• **Problem details**: Whenever the word "خریدار" turns up in a line of the data below, copy that line.
* * * * * * *
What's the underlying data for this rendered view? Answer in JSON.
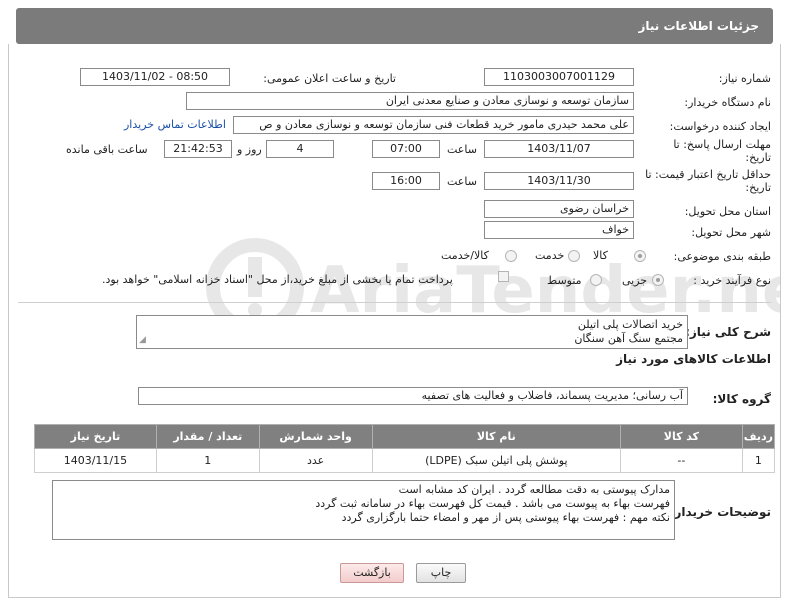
{
  "page": {
    "title": "جزئیات اطلاعات نیاز"
  },
  "form": {
    "need_number_label": "شماره نیاز:",
    "need_number": "1103003007001129",
    "announce_label": "تاریخ و ساعت اعلان عمومی:",
    "announce_value": "1403/11/02 - 08:50",
    "buyer_org_label": "نام دستگاه خریدار:",
    "buyer_org": "سازمان توسعه و نوسازی معادن و صنایع معدنی ایران",
    "requester_label": "ایجاد کننده درخواست:",
    "requester": "علی محمد حیدری مامور خرید قطعات فنی سازمان توسعه و نوسازی معادن و ص",
    "contact_link": "اطلاعات تماس خریدار",
    "deadline_label_line1": "مهلت ارسال پاسخ: تا",
    "deadline_label_line2": "تاریخ:",
    "deadline_date": "1403/11/07",
    "time_label": "ساعت",
    "deadline_time": "07:00",
    "days_value": "4",
    "days_label": "روز و",
    "remaining_time": "21:42:53",
    "remaining_label": "ساعت باقی مانده",
    "validity_label_line1": "حداقل تاریخ اعتبار قیمت: تا",
    "validity_label_line2": "تاریخ:",
    "validity_date": "1403/11/30",
    "validity_time_label": "ساعت",
    "validity_time": "16:00",
    "province_label": "استان محل تحویل:",
    "province": "خراسان رضوی",
    "city_label": "شهر محل تحویل:",
    "city": "خواف",
    "category_label": "طبقه بندی موضوعی:",
    "category_options": [
      "کالا",
      "خدمت",
      "کالا/خدمت"
    ],
    "process_label": "نوع فرآیند خرید :",
    "process_options": [
      "جزیی",
      "متوسط"
    ],
    "payment_note": "پرداخت تمام یا بخشی از مبلغ خرید،از محل \"اسناد خزانه اسلامی\" خواهد بود."
  },
  "description": {
    "label": "شرح کلی نیاز:",
    "line1": "خرید اتصالات پلی اتیلن",
    "line2": "مجتمع سنگ آهن سنگان"
  },
  "goods": {
    "section_title": "اطلاعات کالاهای مورد نیاز",
    "group_label": "گروه کالا:",
    "group_value": "آب رسانی؛ مدیریت پسماند، فاضلاب و فعالیت های تصفیه",
    "columns": [
      "ردیف",
      "کد کالا",
      "نام کالا",
      "واحد شمارش",
      "تعداد / مقدار",
      "تاریخ نیاز"
    ],
    "rows": [
      [
        "1",
        "--",
        "پوشش پلی اتیلن سبک (LDPE)",
        "عدد",
        "1",
        "1403/11/15"
      ]
    ]
  },
  "buyer_notes": {
    "label": "توضیحات خریدار:",
    "line1": "مدارک پیوستی به دقت مطالعه گردد . ایران کد مشابه است",
    "line2": "فهرست بهاء به پیوست می باشد . قیمت کل فهرست بهاء در سامانه ثبت گردد",
    "line3": "نکته مهم : فهرست بهاء پیوستی پس از مهر و امضاء حتما بارگزاری گردد"
  },
  "buttons": {
    "print": "چاپ",
    "back": "بازگشت"
  },
  "watermark": {
    "text": "AriaTender.neT"
  },
  "colors": {
    "header_bg": "#7b7b7b",
    "table_header_bg": "#808080",
    "link": "#1a4fa8",
    "back_button_bg": "#f3cccc"
  }
}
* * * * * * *
• **Output below**:
    "buyer_org_label": "نام دستگاه خریدار:",
    "contact_link": "اطلاعات تماس خریدار",
    "label": "توضیحات خریدار:",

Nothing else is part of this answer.